Color echoes can be done many ways. You could match the color of a daylily flower’s eye with a solid colored phlox of the same shade. Or you could pair the dark purple star-patterned center of Superbells® Morning Star™ calibrachoa with a solid dark purple Superbena. The variations are endless and so much fun to play around with!
Knowing how to pair colors together is important, but it’s not the only design element to master if you’re going to have a well-designed landscape and container combinations. Texture is a critical component too, specifically knowing how to pair plants with contrasting textures.
This full shade landscape pairs plants in a neutral color palette of green, chartreuse, silver, white and dark purple. But what really makes this scene dynamic is the mix of contrasting textures between all of the perennials. Silver, broad heart-shaped Brunnera leaves contrast with the narrow yellow bladed grass in front of it and the ferny foliage behind it. Pairing the solid chartreuse colored coral bells with the patterned Brunnera leaves also brings nice contrast even though both plants have somewhat broad, flat leaves.
The spiky texture and upright structure of the astilbe flowers in the background are a nice contrast to the mounded lungwort and coral bells in front of it. Their white color is echoed in the silver Brunnera leaves in front. Though this scene contains a lot of green, no two shades of green are exactly alike, and all of the leaf shapes are different. Both color and texture design elements are used to form an interesting composition.
If you look closely, you will see this perennial combination combines all three principles we’ve discussed—contrasting colors, color echo and contrasting textures. Fall in Love™ ‘Sweetly’ Japanese anemones are adorned with yellow pollen laden centers which are echoed in the yellow sedge at their feet. Magenta pink and chartreuse yellow are contrasting colors on the color wheel. The relatively broad leaves of the Japanese anemone contrast nicely with the narrow bladed strappy sedge.
Brick Road Recipe – A study of warm, harmonious colors and textural contrast
ColorBlaze® Sedona Sunset™ Coleus
Rockapulco® Orange Double Impatiens
Sweet Caroline Red Hawk™ Sweet Potato Vine
ColorBlaze® Chocolate Drop Coleus
This gorgeous combination looks so well-designed because it uses all of the principles we’ve discussed. Overall, this is a very warm color palette of deep purplish reds and shades of orange. All of these colors are close together on the color wheel, making this a harmonious color palette.
Look at the many different leaf shapes in this container recipe. We have broad, flat leaves near the top, pointy maple-shaped leaves throughout, and the small, scalloped, rounded leaves of the trailing coleus. The impatiens flowers are also rounded, echoing the shape of the trailing coleus leaves.
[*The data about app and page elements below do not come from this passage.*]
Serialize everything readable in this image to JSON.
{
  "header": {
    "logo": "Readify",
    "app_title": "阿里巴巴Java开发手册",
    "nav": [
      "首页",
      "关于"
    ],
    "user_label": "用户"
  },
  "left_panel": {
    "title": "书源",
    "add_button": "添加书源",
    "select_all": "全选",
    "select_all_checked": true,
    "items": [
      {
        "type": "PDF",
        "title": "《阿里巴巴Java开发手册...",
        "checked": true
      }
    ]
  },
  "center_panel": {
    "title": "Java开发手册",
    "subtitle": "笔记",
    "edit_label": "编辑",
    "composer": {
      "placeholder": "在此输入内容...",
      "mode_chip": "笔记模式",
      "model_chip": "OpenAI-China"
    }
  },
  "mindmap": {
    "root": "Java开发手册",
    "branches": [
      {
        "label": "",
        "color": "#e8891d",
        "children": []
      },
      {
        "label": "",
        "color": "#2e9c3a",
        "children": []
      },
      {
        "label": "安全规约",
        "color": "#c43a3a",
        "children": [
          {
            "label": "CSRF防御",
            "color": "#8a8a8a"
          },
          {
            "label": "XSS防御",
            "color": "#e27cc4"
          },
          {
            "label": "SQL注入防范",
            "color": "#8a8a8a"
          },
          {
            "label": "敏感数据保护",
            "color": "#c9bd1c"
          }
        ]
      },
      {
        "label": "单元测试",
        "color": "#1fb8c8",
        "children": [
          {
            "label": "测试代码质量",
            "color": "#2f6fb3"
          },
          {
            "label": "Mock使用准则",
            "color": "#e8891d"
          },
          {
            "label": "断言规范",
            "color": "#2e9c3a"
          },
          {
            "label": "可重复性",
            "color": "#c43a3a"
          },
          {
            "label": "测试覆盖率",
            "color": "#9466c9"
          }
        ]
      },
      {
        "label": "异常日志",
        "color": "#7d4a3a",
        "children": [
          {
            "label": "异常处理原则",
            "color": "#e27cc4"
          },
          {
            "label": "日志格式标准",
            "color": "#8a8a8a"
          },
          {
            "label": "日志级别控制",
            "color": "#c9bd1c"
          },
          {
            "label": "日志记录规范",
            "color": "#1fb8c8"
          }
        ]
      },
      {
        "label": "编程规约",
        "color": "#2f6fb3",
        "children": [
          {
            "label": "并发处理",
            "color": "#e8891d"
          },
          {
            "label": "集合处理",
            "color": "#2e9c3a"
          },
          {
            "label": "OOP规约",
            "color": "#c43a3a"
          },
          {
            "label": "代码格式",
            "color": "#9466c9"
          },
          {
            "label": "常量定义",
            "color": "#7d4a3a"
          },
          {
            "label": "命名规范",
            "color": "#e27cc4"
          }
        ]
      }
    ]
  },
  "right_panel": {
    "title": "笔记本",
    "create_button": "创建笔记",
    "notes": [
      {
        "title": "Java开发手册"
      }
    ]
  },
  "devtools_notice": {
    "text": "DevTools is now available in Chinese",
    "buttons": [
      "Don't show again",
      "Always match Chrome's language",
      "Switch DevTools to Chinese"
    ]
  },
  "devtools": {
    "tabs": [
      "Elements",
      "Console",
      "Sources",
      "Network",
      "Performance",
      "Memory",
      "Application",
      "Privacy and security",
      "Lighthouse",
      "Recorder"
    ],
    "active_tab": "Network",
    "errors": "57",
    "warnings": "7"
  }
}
By including such a diverse palette of foliage textures, it gives this entire container an energetic feel and our eyes linger to take it all in.
When you look at your favorite container recipes you are growing this year, study them through the lens of color and texture. Do they include a mix of contrasting or harmonious colors? If your favorites have contrasting colors, make a note to explore more contrasting color combinations for your pots next year. How is the mix of textures looking in your containers? Is there enough of a mix, or could you swap in a different plant with smaller or larger leaves for contrast instead? Make a note of that, too.
Mastering the use of color and texture in design takes some practice, but once you do, your containers and landscape will look like they were designed by a pro—YOU!
1 thought on “How to Create Color and Textural Contrast in the Landscape”
Great article! Quilters use the same color wheel when planning their quilts. There are many gardeners who also quilt. For us northerners who do both, we have seasons for each passion. Live your web site and your plants. Proven Winners are just as they are named!